Objective:  To assess the frequency of biologically-defined Alzheimer’s disease (AD) in relation to age, sex and APOEε4, as well as rates of discordance between clinically- and biologically defined AD.

Methods: We assessed cognitively unimpaired (CU) elderly (n=166), amnestic MCI (n=77) and probable AD dementia (n=62) subjects who underwent evaluation by dementia specialists and neuropsychologists in addition to amyloid-PET with [18F]AZD4694 and tau-PET with [18F]MK6240. Individuals were grouped according to their AD biomarker profile. Positive predictive value for biologically-defined AD was assessed in relation to clinical diagnosis. Frequency of AD biomarker profiles were assessed using logistic regressions with odds ratios and 95% CIs.

Results: The clinical diagnosis of probable AD dementia demonstrated good agreement with biologically-defined AD (positive predictive value: 85.2%). 7.88% of CU elderly subjects were positive for both amyloid-PET and tau-PET. Frequency of biologically-defined AD increased with age (OR: 1.14; p<0.0001) and frequency of APOEε4 allele carriers (Single ε4: OR: 3.82; p<0.0001; Double ε4: OR: 17.55, p<0.0001).

Discussion: While we observed strong, but not complete, agreement between clinically-defined “probable AD” dementia and biomarker positivity for both amyloid-β and tau, we also observed that biologically-defined AD was not rare in CU elderly. Abnormal tau-PET was almost exclusively observed in individuals with abnormal amyloid-PET. Our results highlight that even in tertiary care memory clinics, detailed evaluation by dementia specialists systematically underestimates the frequency of biologically-defined AD and related entities.

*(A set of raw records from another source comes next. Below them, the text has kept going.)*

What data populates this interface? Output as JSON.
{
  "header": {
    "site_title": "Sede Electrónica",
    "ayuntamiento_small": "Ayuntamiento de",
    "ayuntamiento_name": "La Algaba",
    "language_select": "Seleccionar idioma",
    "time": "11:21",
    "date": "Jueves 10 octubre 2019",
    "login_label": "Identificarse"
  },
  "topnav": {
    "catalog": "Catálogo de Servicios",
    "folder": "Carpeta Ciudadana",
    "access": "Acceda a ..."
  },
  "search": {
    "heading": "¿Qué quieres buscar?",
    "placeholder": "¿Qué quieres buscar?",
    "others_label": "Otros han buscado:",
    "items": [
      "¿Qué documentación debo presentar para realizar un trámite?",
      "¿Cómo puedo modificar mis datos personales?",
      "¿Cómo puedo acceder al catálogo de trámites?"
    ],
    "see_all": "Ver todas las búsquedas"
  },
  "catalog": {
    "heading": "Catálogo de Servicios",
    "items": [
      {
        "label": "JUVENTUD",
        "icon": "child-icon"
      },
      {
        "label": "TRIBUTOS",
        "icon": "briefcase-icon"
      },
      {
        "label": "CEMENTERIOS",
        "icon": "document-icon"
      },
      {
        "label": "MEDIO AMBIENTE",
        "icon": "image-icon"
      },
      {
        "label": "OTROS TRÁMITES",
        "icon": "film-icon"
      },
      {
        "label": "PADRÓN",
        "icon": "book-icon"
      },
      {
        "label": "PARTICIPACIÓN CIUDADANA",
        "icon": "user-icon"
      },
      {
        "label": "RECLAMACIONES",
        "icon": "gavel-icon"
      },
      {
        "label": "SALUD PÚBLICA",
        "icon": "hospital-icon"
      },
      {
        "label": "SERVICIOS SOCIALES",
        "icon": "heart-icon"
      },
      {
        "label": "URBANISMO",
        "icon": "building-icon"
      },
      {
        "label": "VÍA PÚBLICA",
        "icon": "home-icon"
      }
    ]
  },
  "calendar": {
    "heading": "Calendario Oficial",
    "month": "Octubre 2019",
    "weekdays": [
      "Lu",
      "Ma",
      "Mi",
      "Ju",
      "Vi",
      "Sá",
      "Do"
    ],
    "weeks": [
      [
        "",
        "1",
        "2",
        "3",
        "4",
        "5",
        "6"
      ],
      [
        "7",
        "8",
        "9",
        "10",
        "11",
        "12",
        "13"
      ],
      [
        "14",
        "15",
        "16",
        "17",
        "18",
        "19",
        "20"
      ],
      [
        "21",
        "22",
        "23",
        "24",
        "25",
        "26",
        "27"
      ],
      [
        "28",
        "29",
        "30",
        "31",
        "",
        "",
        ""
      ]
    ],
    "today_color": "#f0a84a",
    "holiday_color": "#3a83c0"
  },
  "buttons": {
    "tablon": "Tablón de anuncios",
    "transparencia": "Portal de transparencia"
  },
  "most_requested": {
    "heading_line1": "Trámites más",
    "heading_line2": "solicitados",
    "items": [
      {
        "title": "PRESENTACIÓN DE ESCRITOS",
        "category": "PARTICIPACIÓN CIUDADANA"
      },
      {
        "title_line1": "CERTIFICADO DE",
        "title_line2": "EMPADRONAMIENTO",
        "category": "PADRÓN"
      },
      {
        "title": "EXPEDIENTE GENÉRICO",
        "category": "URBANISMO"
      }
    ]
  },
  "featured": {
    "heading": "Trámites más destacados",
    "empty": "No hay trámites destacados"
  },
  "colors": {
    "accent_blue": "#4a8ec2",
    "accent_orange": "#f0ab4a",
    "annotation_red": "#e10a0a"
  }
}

Funding

Canadian Institutes of Health Research

Alzheimer's Society